# Your goal:
Pull out from the material below all lines with "شرکت".

# Materials provided:
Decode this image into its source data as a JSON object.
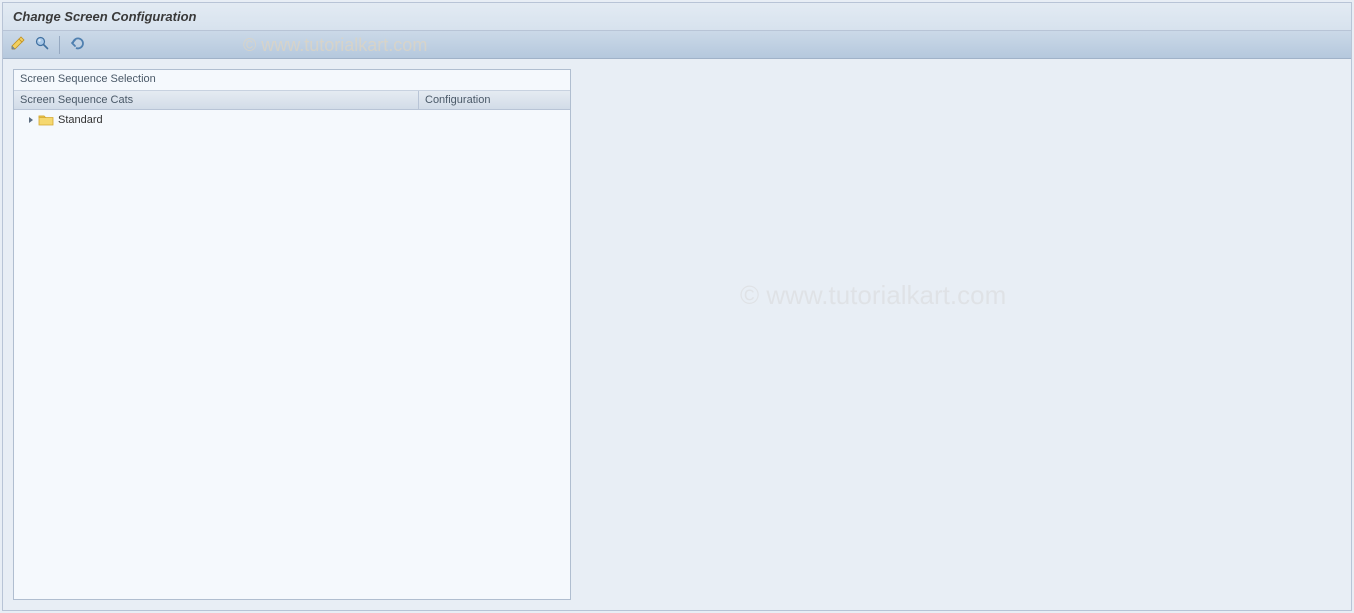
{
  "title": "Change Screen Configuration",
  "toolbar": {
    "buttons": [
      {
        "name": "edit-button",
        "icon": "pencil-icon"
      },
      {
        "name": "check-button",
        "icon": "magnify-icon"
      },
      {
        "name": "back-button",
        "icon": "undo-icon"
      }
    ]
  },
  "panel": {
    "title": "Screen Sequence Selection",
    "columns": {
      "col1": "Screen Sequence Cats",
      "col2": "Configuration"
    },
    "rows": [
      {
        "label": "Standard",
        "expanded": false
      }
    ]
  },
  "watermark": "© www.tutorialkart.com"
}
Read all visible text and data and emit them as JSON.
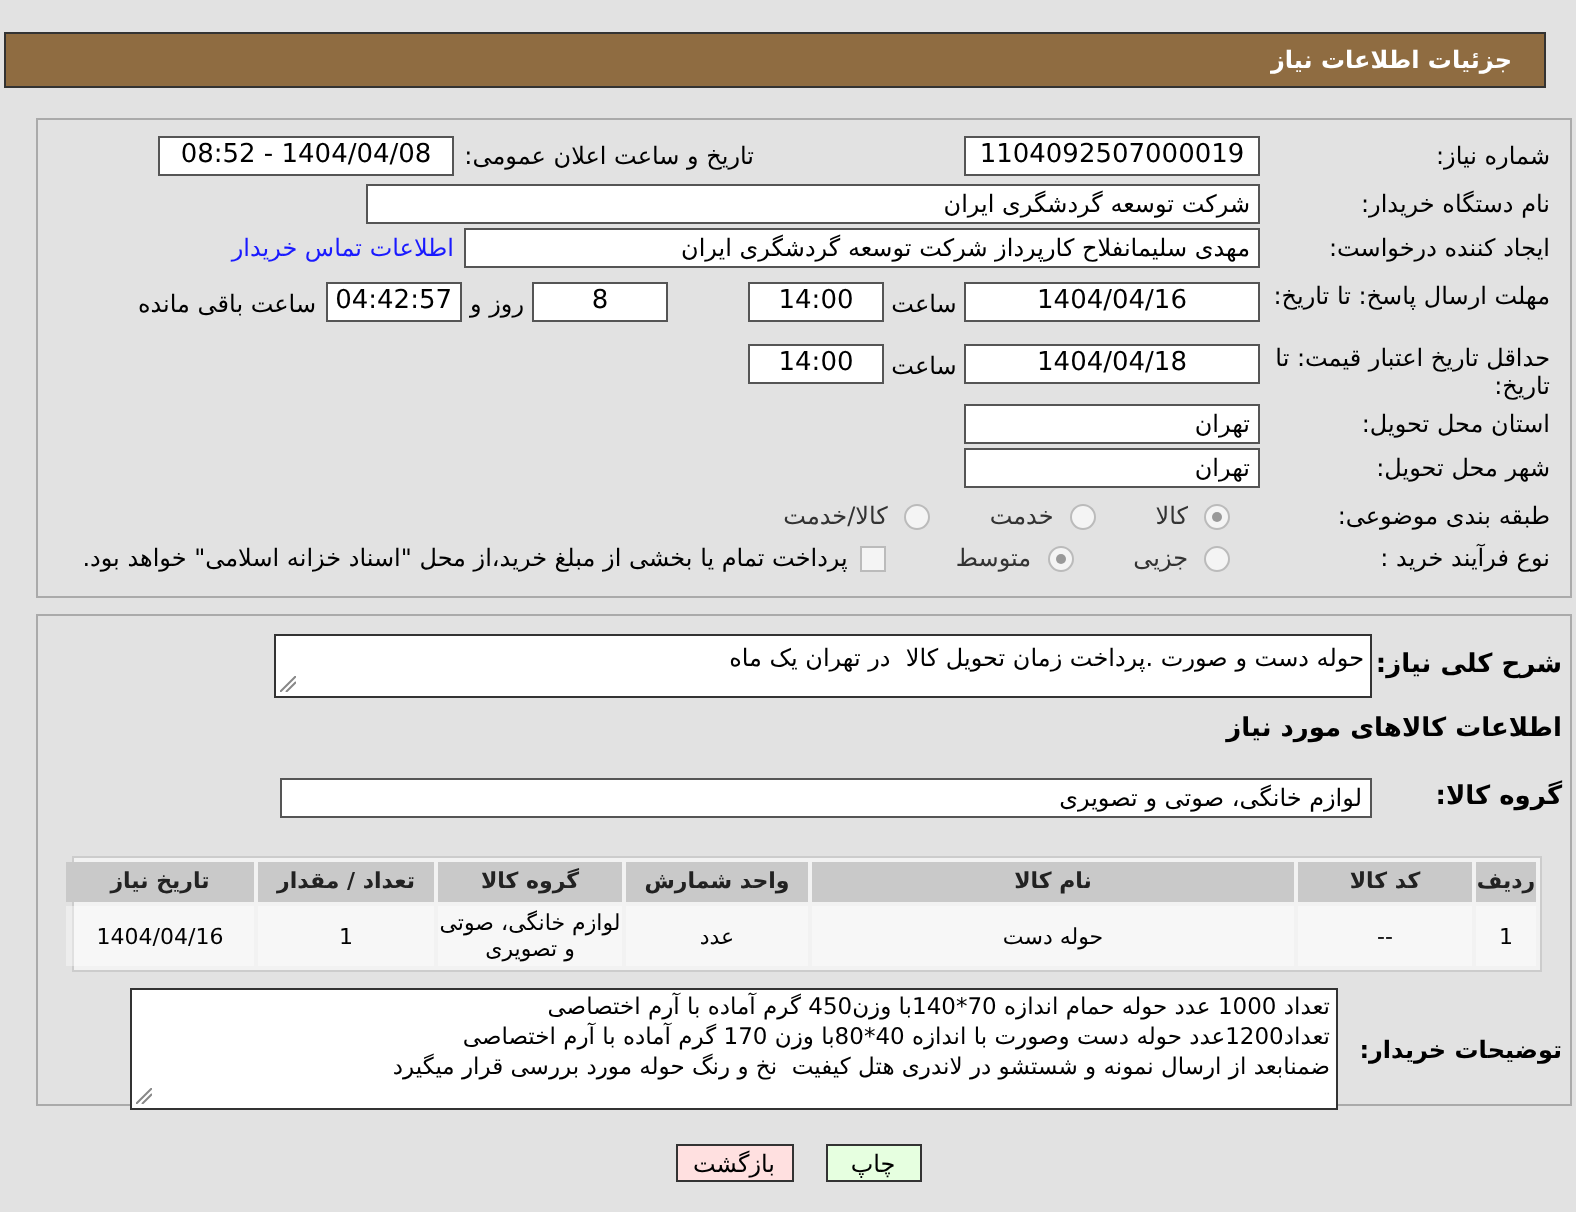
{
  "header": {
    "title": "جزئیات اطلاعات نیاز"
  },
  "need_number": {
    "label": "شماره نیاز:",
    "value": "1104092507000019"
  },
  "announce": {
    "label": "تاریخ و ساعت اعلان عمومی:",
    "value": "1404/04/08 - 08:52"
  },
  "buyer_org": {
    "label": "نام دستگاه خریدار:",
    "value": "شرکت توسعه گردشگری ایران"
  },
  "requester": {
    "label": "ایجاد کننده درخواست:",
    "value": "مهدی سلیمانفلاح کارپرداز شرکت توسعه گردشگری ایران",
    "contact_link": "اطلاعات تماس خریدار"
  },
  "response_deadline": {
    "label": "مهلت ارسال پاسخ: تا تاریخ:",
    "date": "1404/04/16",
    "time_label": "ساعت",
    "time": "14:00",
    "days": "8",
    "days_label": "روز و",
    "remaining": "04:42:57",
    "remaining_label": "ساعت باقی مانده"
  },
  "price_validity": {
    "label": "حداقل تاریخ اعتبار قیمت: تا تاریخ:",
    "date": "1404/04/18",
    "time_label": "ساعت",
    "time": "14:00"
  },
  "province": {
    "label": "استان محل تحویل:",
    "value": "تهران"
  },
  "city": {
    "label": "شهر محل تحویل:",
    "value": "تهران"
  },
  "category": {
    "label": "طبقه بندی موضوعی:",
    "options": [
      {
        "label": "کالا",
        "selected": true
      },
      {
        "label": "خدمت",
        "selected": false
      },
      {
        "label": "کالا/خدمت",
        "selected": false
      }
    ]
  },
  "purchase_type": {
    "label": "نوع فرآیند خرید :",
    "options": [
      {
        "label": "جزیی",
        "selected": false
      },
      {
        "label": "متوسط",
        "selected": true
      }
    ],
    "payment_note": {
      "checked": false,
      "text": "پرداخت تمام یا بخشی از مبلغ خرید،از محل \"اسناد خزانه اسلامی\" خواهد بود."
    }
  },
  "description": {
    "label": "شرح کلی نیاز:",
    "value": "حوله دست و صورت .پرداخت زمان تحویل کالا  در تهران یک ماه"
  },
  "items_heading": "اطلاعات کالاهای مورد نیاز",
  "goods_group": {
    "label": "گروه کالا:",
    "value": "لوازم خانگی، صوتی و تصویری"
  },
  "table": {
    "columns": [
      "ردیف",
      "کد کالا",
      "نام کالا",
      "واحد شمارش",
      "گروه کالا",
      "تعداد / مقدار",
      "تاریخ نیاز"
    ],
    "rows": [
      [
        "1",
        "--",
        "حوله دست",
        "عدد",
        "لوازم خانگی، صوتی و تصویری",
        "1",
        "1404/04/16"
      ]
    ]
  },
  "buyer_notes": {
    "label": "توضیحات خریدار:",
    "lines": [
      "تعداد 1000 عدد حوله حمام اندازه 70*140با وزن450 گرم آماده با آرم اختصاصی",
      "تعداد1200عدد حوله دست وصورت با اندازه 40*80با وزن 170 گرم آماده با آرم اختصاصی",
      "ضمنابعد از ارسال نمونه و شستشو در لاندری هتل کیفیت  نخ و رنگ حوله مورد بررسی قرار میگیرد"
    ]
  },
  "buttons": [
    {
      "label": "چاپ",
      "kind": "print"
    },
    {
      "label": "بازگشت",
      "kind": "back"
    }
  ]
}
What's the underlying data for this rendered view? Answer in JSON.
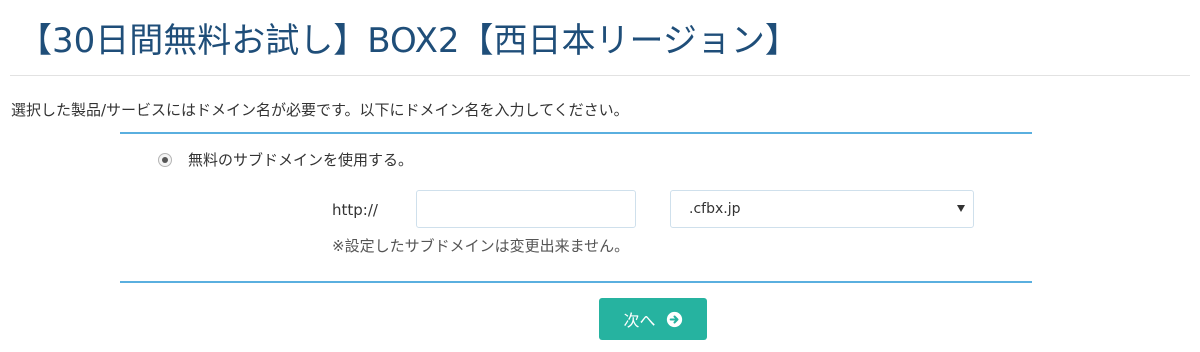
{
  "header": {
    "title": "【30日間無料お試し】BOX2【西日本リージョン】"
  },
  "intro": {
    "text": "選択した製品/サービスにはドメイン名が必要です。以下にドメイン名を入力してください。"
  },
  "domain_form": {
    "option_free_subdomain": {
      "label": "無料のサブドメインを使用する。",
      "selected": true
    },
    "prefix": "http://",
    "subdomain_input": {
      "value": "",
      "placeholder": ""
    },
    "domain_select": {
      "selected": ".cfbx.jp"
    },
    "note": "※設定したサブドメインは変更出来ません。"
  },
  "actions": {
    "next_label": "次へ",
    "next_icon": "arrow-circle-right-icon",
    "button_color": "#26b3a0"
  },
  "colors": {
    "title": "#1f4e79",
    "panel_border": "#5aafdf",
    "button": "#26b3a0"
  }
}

# Problem solution:
    "value": "شرکت توسعه گردشگری ایران"
    "value": "مهدی سلیمانفلاح کارپرداز شرکت توسعه گردشگری ایران",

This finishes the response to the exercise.